“We believe our discovery of BECLIN1 as a master regulator of gut health provides an important new target for further investigation into how to tackle the root causes of IBD and perhaps develop new treatments for the disease,” Associate Professor Lee said.

This research was done in collaboration with scientists from the University of Melbourne, the University of Queensland, the Garvan Institute of Medical Research, and the UK-based Francis Crick Institute and the Institute for Liver and Digestive Health.

Reference: Tran S, Juliani J, Harris TJ, et al. BECLIN1 is essential for intestinal homeostasis involving autophagy-independent mechanisms through its function in endocytic trafficking. Commun Biol. 2024;7(1):209. doi: 10.1038/s42003-024-05890-7

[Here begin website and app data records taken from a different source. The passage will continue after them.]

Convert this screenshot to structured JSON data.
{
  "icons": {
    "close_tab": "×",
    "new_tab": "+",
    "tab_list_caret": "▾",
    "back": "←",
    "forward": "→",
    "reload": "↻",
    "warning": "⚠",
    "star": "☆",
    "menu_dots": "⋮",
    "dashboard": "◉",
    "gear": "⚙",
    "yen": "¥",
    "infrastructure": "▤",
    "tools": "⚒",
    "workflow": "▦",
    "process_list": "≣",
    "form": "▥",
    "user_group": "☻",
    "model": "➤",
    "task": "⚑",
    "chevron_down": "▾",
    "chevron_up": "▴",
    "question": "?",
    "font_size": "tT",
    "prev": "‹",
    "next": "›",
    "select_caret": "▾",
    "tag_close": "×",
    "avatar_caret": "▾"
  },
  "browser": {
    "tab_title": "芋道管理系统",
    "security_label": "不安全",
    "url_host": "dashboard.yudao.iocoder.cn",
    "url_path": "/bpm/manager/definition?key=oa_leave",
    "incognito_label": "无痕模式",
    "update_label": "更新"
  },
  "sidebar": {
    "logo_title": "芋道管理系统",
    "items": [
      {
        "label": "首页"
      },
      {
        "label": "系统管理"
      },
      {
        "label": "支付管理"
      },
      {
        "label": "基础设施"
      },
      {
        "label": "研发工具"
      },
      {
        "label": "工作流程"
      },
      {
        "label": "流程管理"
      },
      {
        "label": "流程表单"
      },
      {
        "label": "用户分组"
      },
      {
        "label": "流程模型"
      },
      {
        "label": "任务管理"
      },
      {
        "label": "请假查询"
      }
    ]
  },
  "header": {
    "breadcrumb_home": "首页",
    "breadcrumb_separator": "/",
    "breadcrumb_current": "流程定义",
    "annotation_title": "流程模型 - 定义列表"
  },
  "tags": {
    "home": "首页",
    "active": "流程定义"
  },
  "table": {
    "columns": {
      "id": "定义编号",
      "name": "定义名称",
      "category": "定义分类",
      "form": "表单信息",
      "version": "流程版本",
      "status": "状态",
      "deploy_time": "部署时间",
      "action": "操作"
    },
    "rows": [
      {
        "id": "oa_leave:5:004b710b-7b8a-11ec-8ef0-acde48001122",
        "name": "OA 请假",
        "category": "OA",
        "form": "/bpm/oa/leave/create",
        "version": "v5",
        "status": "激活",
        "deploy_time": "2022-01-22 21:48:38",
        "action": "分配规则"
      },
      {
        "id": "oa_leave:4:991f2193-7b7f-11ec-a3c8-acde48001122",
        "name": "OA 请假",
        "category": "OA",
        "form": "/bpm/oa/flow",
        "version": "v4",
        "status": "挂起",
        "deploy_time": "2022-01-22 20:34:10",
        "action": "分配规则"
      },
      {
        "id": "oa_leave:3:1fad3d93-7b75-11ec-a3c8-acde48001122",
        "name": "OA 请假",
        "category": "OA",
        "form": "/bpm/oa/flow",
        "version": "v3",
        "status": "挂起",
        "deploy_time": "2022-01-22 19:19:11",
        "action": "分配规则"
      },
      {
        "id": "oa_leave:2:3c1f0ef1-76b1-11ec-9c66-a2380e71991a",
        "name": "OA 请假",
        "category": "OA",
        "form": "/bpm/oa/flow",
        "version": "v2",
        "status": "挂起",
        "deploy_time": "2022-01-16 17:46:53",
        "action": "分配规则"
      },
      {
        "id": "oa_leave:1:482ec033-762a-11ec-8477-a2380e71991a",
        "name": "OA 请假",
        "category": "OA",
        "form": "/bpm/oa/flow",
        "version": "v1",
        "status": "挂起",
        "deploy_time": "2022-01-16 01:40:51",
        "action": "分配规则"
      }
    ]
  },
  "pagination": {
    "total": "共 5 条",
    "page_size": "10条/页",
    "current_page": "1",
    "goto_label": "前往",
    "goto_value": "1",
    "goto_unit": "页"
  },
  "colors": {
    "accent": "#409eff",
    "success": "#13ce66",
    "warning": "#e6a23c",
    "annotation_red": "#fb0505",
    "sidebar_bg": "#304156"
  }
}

This article has been republished from the following materials. Note: material may have been edited for length and content. For further information, please contact the cited source.